*** Opening of Records shown ***

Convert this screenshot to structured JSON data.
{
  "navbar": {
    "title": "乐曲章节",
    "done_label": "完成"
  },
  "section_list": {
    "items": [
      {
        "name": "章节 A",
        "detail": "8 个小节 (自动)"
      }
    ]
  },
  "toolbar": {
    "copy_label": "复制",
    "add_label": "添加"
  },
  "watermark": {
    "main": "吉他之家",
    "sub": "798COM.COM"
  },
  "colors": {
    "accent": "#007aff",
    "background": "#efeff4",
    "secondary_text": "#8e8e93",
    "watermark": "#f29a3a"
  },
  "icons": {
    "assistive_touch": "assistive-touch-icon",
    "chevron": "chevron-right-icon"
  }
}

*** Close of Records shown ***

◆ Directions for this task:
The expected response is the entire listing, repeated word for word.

◆ Output below:
Convert this screenshot to structured JSON data.
{
  "navbar": {
    "title": "乐曲章节",
    "done_label": "完成"
  },
  "section_list": {
    "items": [
      {
        "name": "章节 A",
        "detail": "8 个小节 (自动)"
      }
    ]
  },
  "toolbar": {
    "copy_label": "复制",
    "add_label": "添加"
  },
  "watermark": {
    "main": "吉他之家",
    "sub": "798COM.COM"
  },
  "colors": {
    "accent": "#007aff",
    "background": "#efeff4",
    "secondary_text": "#8e8e93",
    "watermark": "#f29a3a"
  },
  "icons": {
    "assistive_touch": "assistive-touch-icon",
    "chevron": "chevron-right-icon"
  }
}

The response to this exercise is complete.